Import OSM features into a PostGIS table

Brendan Ashworth

March 10, 2023

Importing spatial data from OpenStreetMap into a spatial database like PostGIS is a convenient way to leverage the 10 billion labelled geometries in OSM's database.

This tutorial quickly covers how one can download all items of a particular feature from OpenStreetMap (without downloading the planet file!) and load it into a PostGIS table for analysis.

You'll need credentials to your PostGIS installation, GDAL installed (check which ogr2ogr), and a free API key, you can get here.

Identifying the feature you want

You can use TagInfo and the OSM Wiki to identify the spatial features you want in your table. Ideally this will be a semantically homogeneous group of features stored in a table each: for example, you'd want one table restaurants to contain named restaurants (tagged amenity=restaurant&name=*), and a separate table commercial_landuse to cover landuse=commercial.

Note that TagInfo contains the count of features: you'll want to make sure you have enough space in your database to store everything. Budget at least 1KB per feature.

TagInfo statistics

Downloading OSM data as GeoJSON

We can use our API to download OpenStreetMap as GeoJSON to pull features filtered on the tag above and load it into your PostGIS table.
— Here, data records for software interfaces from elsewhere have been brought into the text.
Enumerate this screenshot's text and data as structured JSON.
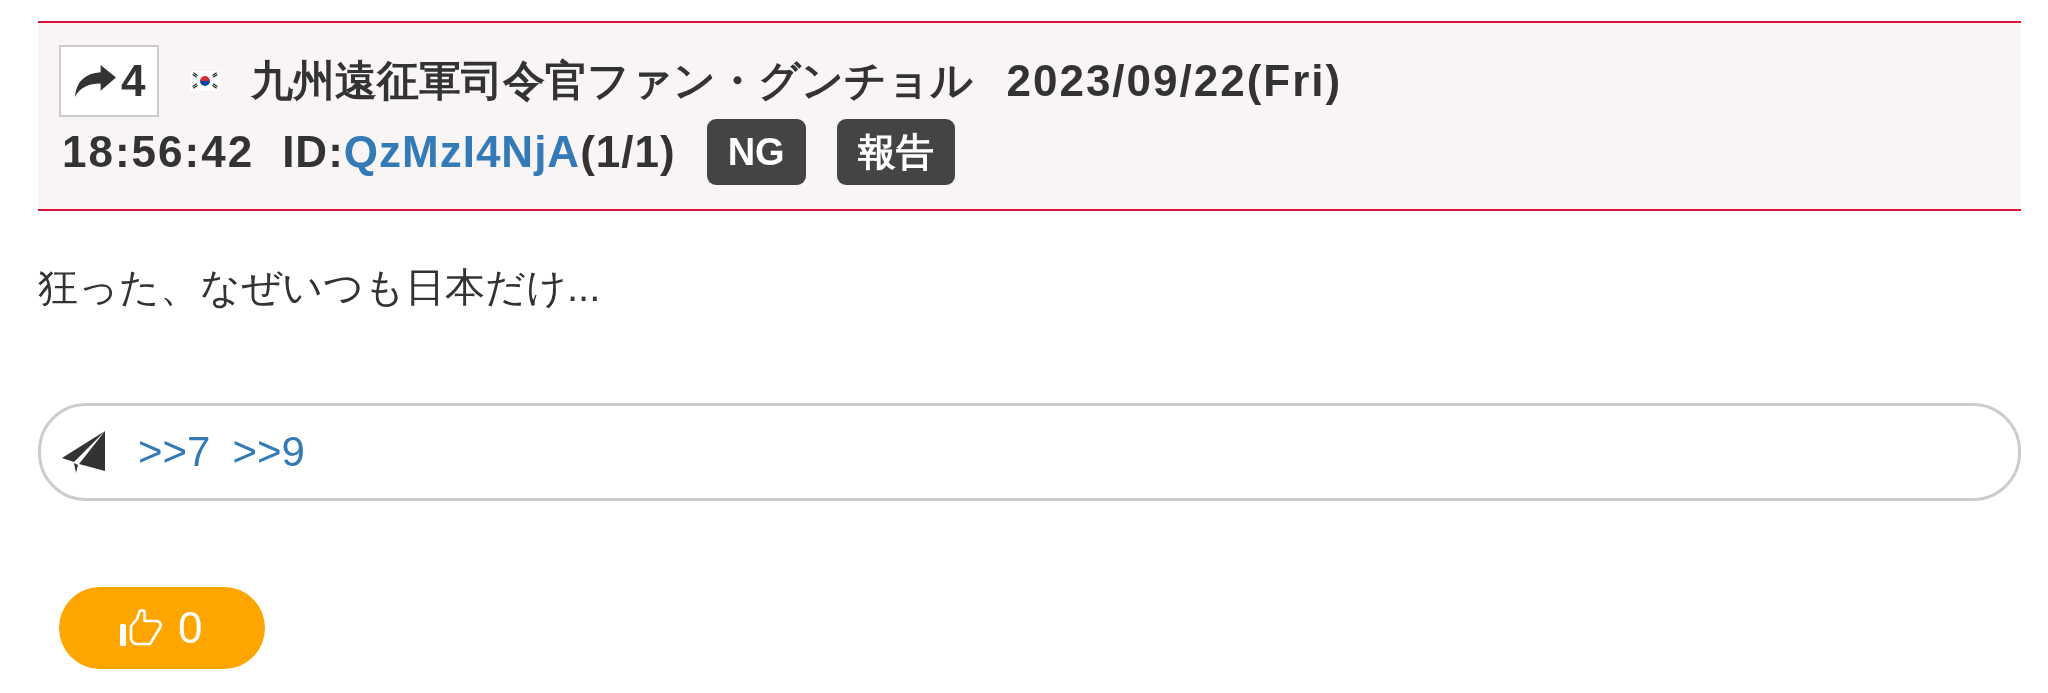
{
  "post": {
    "reply_count": "4",
    "name": "九州遠征軍司令官ファン・グンチョル",
    "date": "2023/09/22(Fri)",
    "time": "18:56:42",
    "id_label": "ID:",
    "id": "QzMzI4NjA",
    "id_count": "(1/1)",
    "actions": [
      {
        "label": "NG"
      },
      {
        "label": "報告"
      }
    ]
  },
  "body": "狂った、なぜいつも日本だけ...",
  "replies": [
    ">>7",
    ">>9"
  ],
  "like": {
    "count": "0"
  }
}
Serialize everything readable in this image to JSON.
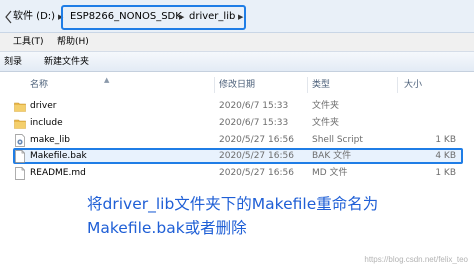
{
  "address": {
    "crumbs": [
      "软件 (D:)",
      "ESP8266_NONOS_SDK",
      "driver_lib"
    ]
  },
  "menu": {
    "tools": "工具(T)",
    "help": "帮助(H)"
  },
  "toolbar": {
    "burn": "刻录",
    "new_folder": "新建文件夹"
  },
  "columns": {
    "name": "名称",
    "date": "修改日期",
    "type": "类型",
    "size": "大小"
  },
  "files": [
    {
      "name": "driver",
      "date": "2020/6/7 15:33",
      "type": "文件夹",
      "size": "",
      "icon": "folder-icon"
    },
    {
      "name": "include",
      "date": "2020/6/7 15:33",
      "type": "文件夹",
      "size": "",
      "icon": "folder-icon"
    },
    {
      "name": "make_lib",
      "date": "2020/5/27 16:56",
      "type": "Shell Script",
      "size": "1 KB",
      "icon": "script-icon"
    },
    {
      "name": "Makefile.bak",
      "date": "2020/5/27 16:56",
      "type": "BAK 文件",
      "size": "4 KB",
      "icon": "file-icon"
    },
    {
      "name": "README.md",
      "date": "2020/5/27 16:56",
      "type": "MD 文件",
      "size": "1 KB",
      "icon": "file-icon"
    }
  ],
  "annotation": {
    "line1": "将driver_lib文件夹下的Makefile重命名为",
    "line2": "Makefile.bak或者删除"
  },
  "watermark": "https://blog.csdn.net/felix_teo",
  "colors": {
    "highlight": "#1f7de6",
    "annotation": "#1f5fd6",
    "folder": "#e9b84a"
  }
}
This API avoids the limitations (like throttling or query-took-too-long errors) that Overpass API often results in. You also get to avoid downloading the 67GB planet file and extracting it on a massive server on AWS!

You can find the API documentation for this endpoint here and can generate a free API key here.

In this tutorial, we're going to download every lake (water=lake) in Australia (bbox=111.533203,-44.590467,155.742188,-9.449062).

curl --get '' \
     --data "tags=water%3Dlake" \
     --data "api_key=YOUR_API_KEY_HERE" \
     --data "bbox=111.533203,-44.590467,155.742188,-9.449062" \
     -o australian_lakes.geojson

This downloads about 10,000 lake geometries from Australia to australian_lakes.geojson locally using curl. We can validate that this is right by taking a look at the first lake using jq '.features[0]':

  "type": "Feature",
  "properties": {
    "natural": "water",
    "water": "lake"
  "geometry": {
    "type": "MultiPolygon",
    "coordinates": [[[
      [ 132.3371674, -11.1236879 ],
      [ 132.3368751, -11.1236932 ],
      [ 132.33665779999998, -11.1237221 ],
      [ 132.33658, -11.1237721 ],
      [ 132.3365907, -11.1238616 ],
      [ 132.33688039999998, -11.1239485 ],
      [ 132.3370655, -11.1239248 ],
      [ 132.3372023, -11.123859 ],
      [ 132.3372774, -11.12383 ],
      [ 132.3372801, -11.1237379 ],
      [ 132.3372801, -11.1236906 ],
      [ 132.3371674, -11.1236879 ]

Importing GeoJSON into PostGIS

We can upload this GeoJSON file directly into PostGIS by using GDAL / ogr2ogr.

You can pass your credentials directly as an argument to ogr2ogr:

ogr2ogr -f "PostgreSQL" \
  PG:"dbname='databasename' host='addr' port='5432' user='x' password='y'" \
  "australian_lakes.json" \
  -append -nln YOUR_TABLE_NAME

Documentation for the PostGIS GDAL driver can be found here.

Recommended refresh rates

OpenStreetMap is a living database, with community editors continually adding new data and updating old features.

We recommend refreshing the data once every month to make sure you get the benefits of new data imports and fresh, more accurate edits.